▶ _WORK INSTRUCTIONS_:
Check every line of the entries below for the word "title". Then give the number of lines that have it, with nothing added.

------------------------------------------------------------

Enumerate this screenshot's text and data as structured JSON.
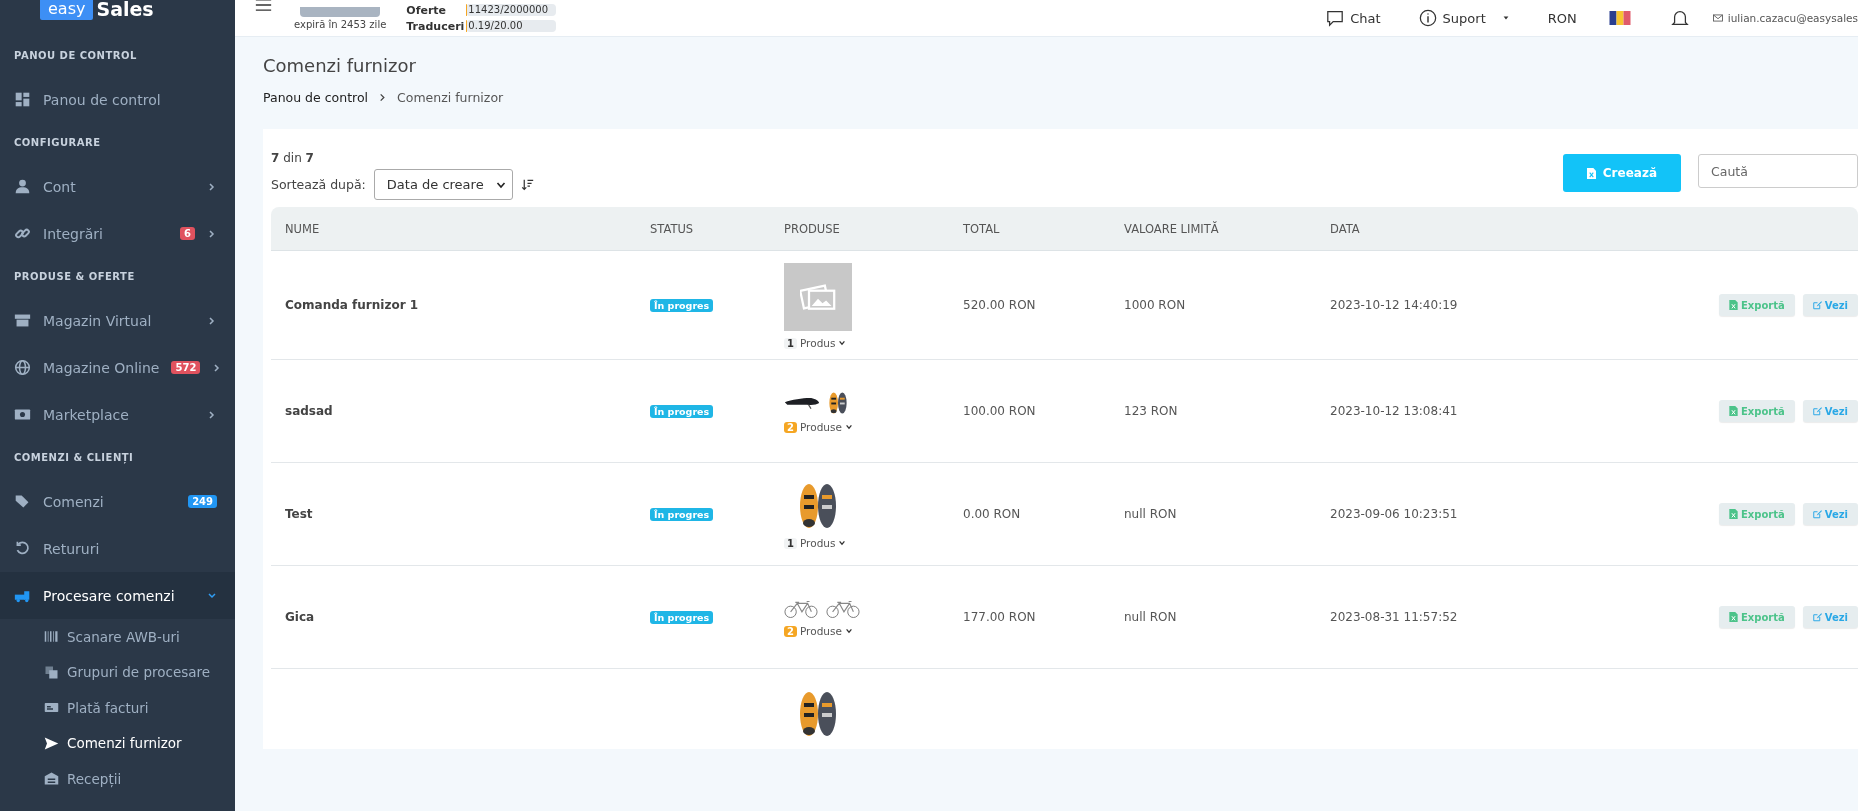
{
  "brand": {
    "light": "easy",
    "bold": "Sales"
  },
  "topbar": {
    "plan_note": "expiră în 2453 zile",
    "quotas": [
      {
        "label": "Oferte",
        "value": "11423/2000000",
        "level": 0.01
      },
      {
        "label": "Traduceri",
        "value": "0.19/20.00",
        "level": 0.01
      }
    ],
    "links": [
      {
        "kind": "chat",
        "label": "Chat",
        "dropdown": false
      },
      {
        "kind": "help",
        "label": "Suport",
        "dropdown": true
      }
    ],
    "currency": "RON",
    "user_email": "iulian.cazacu@easysales"
  },
  "sidebar": {
    "sections": [
      {
        "title": "PANOU DE CONTROL",
        "items": [
          {
            "kind": "grid",
            "label": "Panou de control",
            "expandable": false,
            "expanded": false
          }
        ]
      },
      {
        "title": "CONFIGURARE",
        "items": [
          {
            "kind": "user",
            "label": "Cont",
            "expandable": true,
            "expanded": false
          },
          {
            "kind": "link",
            "label": "Integrări",
            "badge": {
              "text": "6",
              "color": "#e0525e"
            },
            "expandable": true,
            "expanded": false
          }
        ]
      },
      {
        "title": "PRODUSE & OFERTE",
        "items": [
          {
            "kind": "store",
            "label": "Magazin Virtual",
            "expandable": true,
            "expanded": false
          },
          {
            "kind": "globe",
            "label": "Magazine Online",
            "badge": {
              "text": "572",
              "color": "#e0525e"
            },
            "expandable": true,
            "expanded": false
          },
          {
            "kind": "banknote",
            "label": "Marketplace",
            "expandable": true,
            "expanded": false
          }
        ]
      },
      {
        "title": "COMENZI & CLIENȚI",
        "items": [
          {
            "kind": "tag",
            "label": "Comenzi",
            "badge": {
              "text": "249",
              "color": "#2196f3"
            },
            "expandable": false,
            "expanded": false
          },
          {
            "kind": "undo",
            "label": "Retururi",
            "expandable": false,
            "expanded": false
          },
          {
            "kind": "truck",
            "label": "Procesare comenzi",
            "expandable": true,
            "expanded": true,
            "children": [
              {
                "kind": "barcode",
                "label": "Scanare AWB-uri",
                "selected": false
              },
              {
                "kind": "copy",
                "label": "Grupuri de procesare",
                "selected": false
              },
              {
                "kind": "card",
                "label": "Plată facturi",
                "selected": false
              },
              {
                "kind": "send",
                "label": "Comenzi furnizor",
                "selected": true
              },
              {
                "kind": "warehouse",
                "label": "Recepții",
                "selected": false
              }
            ]
          }
        ]
      }
    ]
  },
  "page": {
    "title": "Comenzi furnizor",
    "breadcrumb": [
      "Panou de control",
      "Comenzi furnizor"
    ],
    "count": "**7** din **7**",
    "sort_label": "Sortează după:",
    "sort_value": "Data de creare",
    "create_button": "Creează",
    "search": {
      "placeholder": "Caută"
    },
    "columns": [
      "NUME",
      "STATUS",
      "PRODUSE",
      "TOTAL",
      "VALOARE LIMITĂ",
      "DATA"
    ],
    "rows": [
      {
        "name": "Comanda furnizor 1",
        "status": "În progres",
        "products": [
          {
            "kind": "placeholder"
          }
        ],
        "product_count": "1",
        "color": "#f1f3f4",
        "product_label": "Produs",
        "total": "520.00 RON",
        "limit": "1000 RON",
        "date": "2023-10-12 14:40:19",
        "actions": [
          {
            "kind": "export",
            "label": "Exportă"
          },
          {
            "kind": "view",
            "label": "Vezi"
          }
        ]
      },
      {
        "name": "sadsad",
        "status": "În progres",
        "products": [
          {
            "kind": "saddle"
          },
          {
            "kind": "shoe"
          }
        ],
        "product_count": "2",
        "color": "#f5a623",
        "product_label": "Produse",
        "total": "100.00 RON",
        "limit": "123 RON",
        "date": "2023-10-12 13:08:41",
        "actions": [
          {
            "kind": "export",
            "label": "Exportă"
          },
          {
            "kind": "view",
            "label": "Vezi"
          }
        ]
      },
      {
        "name": "Test",
        "status": "În progres",
        "products": [
          {
            "kind": "shoe-large"
          }
        ],
        "product_count": "1",
        "color": "#f1f3f4",
        "product_label": "Produs",
        "total": "0.00 RON",
        "limit": "null RON",
        "date": "2023-09-06 10:23:51",
        "actions": [
          {
            "kind": "export",
            "label": "Exportă"
          },
          {
            "kind": "view",
            "label": "Vezi"
          }
        ]
      },
      {
        "name": "Gica",
        "status": "În progres",
        "products": [
          {
            "kind": "bike"
          },
          {
            "kind": "bike"
          }
        ],
        "product_count": "2",
        "color": "#f5a623",
        "product_label": "Produse",
        "total": "177.00 RON",
        "limit": "null RON",
        "date": "2023-08-31 11:57:52",
        "actions": [
          {
            "kind": "export",
            "label": "Exportă"
          },
          {
            "kind": "view",
            "label": "Vezi"
          }
        ]
      },
      {
        "products": [
          {
            "kind": "shoe-large"
          }
        ]
      }
    ]
  }
}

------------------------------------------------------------

▶ _YOUR SOLUTION_:
5